We need to look at up-powering existing and new reactors. Donut shaped nuclear fuel and nanoparticles in the coolant can allow a 50% power increase. (work from MIT research)

We should apply better particulate and other filtering to the coal plants. US Senator Carpers 2006 bill would be a good start. Cleaning up air pollution is an unfinished job. Fixing air pollution will save medical cost money and lives.


I appreciate the discussion on this board.

With Sen. Perata's bill last year that bans the renewal of contracts from coal power (20 percent of California's power is from coal), coupled with AB 32's growing restrictions, we've backed ourselves into a corner. I don’t see how we make up coal’s 20 percent while keeping power reliable and affordable for working class Californians without nuclear power at least doubling to fill part of the vacuum caused by the departure of coal.

Solar today produces 0.2 percent of power in California. We could increase it by a factor of 10 and it still would not be enough.

All the best,

Chuck DeVore
State Assemblyman, 70th District


kurt, I'm afraid that when all the boomers retire they'll have more time on their hands to continue to inflict political damage.


The almost even split with voters between those for and those against new nuclear plants is the key. A couple of more percentage points and the bill gets passed to allow plants in california. then plants start getting built.
Any further support in the future for nuclear power would be less important.

Then there is the question of how many support significantly investing in mass produced new uranium fission or thorium. Actually having coherent national and state level energy policies. Enough people and politicians may stumble upon the correct choices out of fear of global warming and CO2.

So long as the right choices are made that is all that matters.


Opposition to nuclear power is generational. It's one of those hippie baby boomer things. The boomers in this age group are reaching retirement and will soon drop off the political scene. At such time, opposition to nuclear power will go away.

Opposition to nuclear power will be very marginal by 2020.


Very interesting...

I was thinking this morning about how much the "environmentalist" community (and I put that in quotations because I think they are hurting the planet terribly by fighting nuclear power) hate nuclear power.

Whenever you bring up the thought of new nuclear energy, or better forms of nuclear energy like thorium, they say things like "well, once upon a time they said it would be too cheap to meter" or "they said it was safe but look at Three Mile Island and Chernobyl".

What's remarkable to me is how new ideas in nuclear energy are rejected out of hand by this community. Somehow they consider the technology so utterly irredeemable that no matter how many of their issues you address (whether it's safety, waste, or economy) they won't consider it.

Contrast that with their opinions on solar and wind energy. For fifty years we're heard about how in the future the world will be powered by "cheap clean solar energy". Well, solar is definitely NOT cheap. But that doesn't both them--they think governments should subsidize solar development heavily (which they already do) and penalize energy use. But subsidies, when associated with nuclear power, are considered grounds for killing the technology.

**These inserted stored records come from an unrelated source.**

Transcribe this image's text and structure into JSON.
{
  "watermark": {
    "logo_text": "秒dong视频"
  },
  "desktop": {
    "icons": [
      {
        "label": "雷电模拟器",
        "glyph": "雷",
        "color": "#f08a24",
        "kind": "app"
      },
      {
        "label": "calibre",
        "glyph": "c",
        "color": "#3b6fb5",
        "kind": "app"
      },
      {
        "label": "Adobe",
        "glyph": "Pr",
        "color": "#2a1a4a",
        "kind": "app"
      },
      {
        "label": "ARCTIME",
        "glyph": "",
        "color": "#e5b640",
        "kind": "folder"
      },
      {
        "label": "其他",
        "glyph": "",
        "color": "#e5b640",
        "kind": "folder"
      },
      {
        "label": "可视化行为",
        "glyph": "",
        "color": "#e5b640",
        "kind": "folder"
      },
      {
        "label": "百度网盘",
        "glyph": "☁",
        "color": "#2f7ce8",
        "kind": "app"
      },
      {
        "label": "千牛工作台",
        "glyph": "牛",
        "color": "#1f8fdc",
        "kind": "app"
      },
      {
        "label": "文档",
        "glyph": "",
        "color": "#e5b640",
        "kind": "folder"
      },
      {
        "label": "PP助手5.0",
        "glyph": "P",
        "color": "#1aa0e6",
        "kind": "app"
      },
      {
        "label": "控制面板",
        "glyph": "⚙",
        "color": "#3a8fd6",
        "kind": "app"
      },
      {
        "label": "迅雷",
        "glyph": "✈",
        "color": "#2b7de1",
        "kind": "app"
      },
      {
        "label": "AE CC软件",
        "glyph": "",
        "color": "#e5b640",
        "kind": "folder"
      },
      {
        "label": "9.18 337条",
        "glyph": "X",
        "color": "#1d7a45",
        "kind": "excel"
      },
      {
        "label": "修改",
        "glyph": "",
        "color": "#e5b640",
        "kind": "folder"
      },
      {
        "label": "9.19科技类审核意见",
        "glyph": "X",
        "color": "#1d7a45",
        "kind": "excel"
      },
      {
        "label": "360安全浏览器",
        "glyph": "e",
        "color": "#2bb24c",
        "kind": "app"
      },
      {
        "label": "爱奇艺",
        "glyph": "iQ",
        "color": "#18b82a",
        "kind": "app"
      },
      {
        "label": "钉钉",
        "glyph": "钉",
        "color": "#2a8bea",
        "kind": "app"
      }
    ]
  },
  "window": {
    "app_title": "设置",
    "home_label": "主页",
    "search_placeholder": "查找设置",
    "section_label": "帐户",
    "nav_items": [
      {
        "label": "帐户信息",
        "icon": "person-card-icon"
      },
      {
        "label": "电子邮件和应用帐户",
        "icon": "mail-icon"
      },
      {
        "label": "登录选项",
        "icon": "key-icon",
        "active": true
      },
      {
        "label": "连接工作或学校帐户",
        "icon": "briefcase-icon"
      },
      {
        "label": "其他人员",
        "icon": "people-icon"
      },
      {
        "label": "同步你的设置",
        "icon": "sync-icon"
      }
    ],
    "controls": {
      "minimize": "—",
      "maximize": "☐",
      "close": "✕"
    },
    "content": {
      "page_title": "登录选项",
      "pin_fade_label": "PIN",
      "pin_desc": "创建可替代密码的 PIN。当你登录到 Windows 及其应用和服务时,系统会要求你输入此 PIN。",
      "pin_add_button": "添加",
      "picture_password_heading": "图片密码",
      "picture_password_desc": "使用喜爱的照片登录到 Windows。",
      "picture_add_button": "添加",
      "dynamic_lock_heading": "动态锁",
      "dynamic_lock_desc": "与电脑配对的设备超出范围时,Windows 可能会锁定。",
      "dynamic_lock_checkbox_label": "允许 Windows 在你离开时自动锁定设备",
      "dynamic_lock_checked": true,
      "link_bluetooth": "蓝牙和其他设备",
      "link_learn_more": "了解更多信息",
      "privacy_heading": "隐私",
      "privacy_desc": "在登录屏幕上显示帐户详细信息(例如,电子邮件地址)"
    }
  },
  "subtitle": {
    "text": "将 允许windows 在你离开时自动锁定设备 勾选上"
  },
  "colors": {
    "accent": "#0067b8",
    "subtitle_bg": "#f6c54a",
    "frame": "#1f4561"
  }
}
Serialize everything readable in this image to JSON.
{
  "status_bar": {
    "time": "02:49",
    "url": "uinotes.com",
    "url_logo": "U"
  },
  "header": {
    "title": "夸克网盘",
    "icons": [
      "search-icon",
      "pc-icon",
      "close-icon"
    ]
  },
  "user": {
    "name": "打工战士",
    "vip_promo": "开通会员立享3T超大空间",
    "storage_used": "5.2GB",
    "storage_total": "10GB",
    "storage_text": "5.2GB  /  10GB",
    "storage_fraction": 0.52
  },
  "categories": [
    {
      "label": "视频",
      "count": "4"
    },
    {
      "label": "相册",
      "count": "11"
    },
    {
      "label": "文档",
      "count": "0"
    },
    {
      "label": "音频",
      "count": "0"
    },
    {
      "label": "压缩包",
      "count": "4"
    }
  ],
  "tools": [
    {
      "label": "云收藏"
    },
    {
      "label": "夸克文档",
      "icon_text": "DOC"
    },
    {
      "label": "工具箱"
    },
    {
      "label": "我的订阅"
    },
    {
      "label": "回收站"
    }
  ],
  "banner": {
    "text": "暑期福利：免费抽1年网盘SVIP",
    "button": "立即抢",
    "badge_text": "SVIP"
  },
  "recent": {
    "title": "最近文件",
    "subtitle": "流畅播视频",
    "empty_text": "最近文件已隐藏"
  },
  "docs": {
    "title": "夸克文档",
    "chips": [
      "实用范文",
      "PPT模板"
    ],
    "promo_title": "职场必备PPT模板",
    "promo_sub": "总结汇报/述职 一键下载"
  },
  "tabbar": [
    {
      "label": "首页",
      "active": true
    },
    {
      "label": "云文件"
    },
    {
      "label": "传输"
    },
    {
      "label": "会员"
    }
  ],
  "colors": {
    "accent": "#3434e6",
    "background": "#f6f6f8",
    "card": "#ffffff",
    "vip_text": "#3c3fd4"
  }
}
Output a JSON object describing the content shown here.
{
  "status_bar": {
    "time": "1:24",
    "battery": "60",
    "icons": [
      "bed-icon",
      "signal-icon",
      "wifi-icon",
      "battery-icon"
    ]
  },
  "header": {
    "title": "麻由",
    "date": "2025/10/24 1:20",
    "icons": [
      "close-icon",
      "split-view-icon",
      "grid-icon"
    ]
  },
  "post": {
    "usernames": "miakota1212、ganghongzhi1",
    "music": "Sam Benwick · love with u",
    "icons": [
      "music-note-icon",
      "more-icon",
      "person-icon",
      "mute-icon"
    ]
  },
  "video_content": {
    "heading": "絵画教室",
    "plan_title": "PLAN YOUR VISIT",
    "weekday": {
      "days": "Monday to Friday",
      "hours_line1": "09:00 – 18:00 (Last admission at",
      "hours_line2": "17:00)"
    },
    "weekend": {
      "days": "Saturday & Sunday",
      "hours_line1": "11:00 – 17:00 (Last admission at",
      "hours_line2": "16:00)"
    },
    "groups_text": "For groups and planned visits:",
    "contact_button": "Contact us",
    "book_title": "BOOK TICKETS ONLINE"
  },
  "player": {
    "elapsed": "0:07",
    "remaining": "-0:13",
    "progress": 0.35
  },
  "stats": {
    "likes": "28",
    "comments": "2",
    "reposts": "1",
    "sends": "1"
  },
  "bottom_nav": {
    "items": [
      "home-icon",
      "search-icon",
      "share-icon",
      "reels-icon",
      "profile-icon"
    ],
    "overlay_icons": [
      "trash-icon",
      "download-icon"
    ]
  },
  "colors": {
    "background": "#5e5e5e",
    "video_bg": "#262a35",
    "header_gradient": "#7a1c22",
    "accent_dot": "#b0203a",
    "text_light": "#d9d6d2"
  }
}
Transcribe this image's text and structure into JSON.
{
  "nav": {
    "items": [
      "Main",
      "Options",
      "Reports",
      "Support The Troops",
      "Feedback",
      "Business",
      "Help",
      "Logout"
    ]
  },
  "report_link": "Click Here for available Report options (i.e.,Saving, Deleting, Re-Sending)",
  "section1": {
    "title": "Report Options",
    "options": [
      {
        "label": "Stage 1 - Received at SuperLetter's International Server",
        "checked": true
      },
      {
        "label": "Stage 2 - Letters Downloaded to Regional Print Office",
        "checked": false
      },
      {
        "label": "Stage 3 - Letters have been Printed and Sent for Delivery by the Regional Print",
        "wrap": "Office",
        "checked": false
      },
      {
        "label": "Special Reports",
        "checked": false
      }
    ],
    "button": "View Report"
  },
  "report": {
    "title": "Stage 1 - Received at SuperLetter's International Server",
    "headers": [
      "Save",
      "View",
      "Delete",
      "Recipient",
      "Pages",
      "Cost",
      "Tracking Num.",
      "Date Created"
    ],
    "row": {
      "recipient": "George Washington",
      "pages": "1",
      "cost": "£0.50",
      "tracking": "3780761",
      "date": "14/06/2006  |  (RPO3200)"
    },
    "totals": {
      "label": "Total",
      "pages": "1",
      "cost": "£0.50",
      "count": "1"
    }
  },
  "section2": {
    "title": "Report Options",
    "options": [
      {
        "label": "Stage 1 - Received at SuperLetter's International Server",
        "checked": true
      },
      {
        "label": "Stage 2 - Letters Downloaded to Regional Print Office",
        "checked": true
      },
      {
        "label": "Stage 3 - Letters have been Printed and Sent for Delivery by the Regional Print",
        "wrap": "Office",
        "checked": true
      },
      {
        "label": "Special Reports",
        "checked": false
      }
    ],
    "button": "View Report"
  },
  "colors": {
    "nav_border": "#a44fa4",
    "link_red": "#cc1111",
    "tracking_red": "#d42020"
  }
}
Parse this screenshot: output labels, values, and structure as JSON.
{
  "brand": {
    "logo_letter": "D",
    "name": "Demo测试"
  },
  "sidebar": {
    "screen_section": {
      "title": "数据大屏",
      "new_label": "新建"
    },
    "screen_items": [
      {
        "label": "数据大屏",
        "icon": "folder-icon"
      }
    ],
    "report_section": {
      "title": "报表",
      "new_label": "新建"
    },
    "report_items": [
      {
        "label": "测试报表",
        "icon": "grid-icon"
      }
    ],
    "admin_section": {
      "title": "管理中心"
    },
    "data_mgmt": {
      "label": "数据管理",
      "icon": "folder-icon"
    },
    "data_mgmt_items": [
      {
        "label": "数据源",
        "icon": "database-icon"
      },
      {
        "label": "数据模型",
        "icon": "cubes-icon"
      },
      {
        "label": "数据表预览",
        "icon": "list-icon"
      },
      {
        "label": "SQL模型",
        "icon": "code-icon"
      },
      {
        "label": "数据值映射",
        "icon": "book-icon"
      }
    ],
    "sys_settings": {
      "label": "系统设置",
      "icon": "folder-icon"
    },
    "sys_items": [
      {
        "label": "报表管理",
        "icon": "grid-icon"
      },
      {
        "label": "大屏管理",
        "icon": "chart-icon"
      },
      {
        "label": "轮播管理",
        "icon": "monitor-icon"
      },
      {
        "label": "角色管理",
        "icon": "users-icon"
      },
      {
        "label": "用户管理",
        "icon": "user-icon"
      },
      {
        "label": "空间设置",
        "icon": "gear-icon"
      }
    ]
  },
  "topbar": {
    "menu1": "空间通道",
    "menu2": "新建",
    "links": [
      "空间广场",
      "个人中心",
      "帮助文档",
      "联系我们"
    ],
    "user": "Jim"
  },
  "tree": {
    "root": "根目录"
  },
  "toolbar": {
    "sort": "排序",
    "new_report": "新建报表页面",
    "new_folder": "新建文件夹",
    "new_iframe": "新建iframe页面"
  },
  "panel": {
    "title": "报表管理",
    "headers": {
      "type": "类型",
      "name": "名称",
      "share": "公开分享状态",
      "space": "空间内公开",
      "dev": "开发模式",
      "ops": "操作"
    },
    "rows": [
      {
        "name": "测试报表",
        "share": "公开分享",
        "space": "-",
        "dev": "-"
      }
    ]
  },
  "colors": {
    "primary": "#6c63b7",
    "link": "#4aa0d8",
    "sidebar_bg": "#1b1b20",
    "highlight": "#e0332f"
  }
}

Solar and wind power make the tiniest fraction of planetary power. They are growing, but not fast enough to make up for world energy demand. But that is not a problem to this crowd--they continue to place their faith in this technology even when all real metrics point to its un-economy and the fact that it can't be developed fast enough.

All the while the coal producers laugh their heads off and continue to dig the black rock out of the ground and make money on the death of thousands.

The enviros need to wake up, or at least be consistent in the arguments. If subsidies are bad for nuclear, then they're bad for solar. If nuclear is un-economic, then you better look at solar in the same viewpoint. If toxic nuclear waste is a planetary threat then you have to think about all the arsenic, cadmium, and other yummy bits that will come from the billions of tons of solar panels that will be expended after 15 years or so. Solar panels don't last very long in real operation.